» Task prompt: Scan the entries for lines with the word "JSON" and copy those lines.

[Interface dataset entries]
========================

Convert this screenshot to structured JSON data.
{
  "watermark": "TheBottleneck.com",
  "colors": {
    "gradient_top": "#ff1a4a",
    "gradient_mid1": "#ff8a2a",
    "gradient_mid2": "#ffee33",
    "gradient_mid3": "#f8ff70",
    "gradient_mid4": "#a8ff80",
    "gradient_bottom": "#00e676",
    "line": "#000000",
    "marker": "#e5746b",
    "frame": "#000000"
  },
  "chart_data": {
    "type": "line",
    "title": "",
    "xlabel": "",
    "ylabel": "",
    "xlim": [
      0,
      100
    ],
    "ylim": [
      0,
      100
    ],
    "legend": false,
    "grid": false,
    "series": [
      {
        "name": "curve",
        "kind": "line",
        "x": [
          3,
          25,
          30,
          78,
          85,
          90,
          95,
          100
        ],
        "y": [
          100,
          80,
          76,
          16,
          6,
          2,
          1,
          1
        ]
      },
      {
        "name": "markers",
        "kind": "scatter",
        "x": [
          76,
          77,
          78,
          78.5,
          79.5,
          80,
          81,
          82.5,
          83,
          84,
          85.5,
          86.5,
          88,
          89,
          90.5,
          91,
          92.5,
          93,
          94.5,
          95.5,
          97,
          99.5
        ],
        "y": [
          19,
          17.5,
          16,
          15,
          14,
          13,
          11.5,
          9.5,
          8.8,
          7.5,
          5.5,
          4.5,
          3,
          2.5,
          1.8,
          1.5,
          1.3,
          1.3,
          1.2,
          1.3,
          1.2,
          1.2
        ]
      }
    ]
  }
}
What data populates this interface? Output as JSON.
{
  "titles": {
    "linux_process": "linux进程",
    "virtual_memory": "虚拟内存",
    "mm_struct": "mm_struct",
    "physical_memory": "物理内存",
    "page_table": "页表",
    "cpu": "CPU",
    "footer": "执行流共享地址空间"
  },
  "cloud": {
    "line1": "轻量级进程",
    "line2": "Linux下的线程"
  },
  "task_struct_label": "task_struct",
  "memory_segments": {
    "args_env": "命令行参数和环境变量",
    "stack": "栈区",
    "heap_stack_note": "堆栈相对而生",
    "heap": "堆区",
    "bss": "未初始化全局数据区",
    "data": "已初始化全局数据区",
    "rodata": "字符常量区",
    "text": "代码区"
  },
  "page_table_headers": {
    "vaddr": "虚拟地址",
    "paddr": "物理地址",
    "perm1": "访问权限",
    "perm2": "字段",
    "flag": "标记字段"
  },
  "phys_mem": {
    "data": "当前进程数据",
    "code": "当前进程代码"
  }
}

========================

» Final answer:
Convert this screenshot to structured JSON data.
What data populates this interface? Output as JSON.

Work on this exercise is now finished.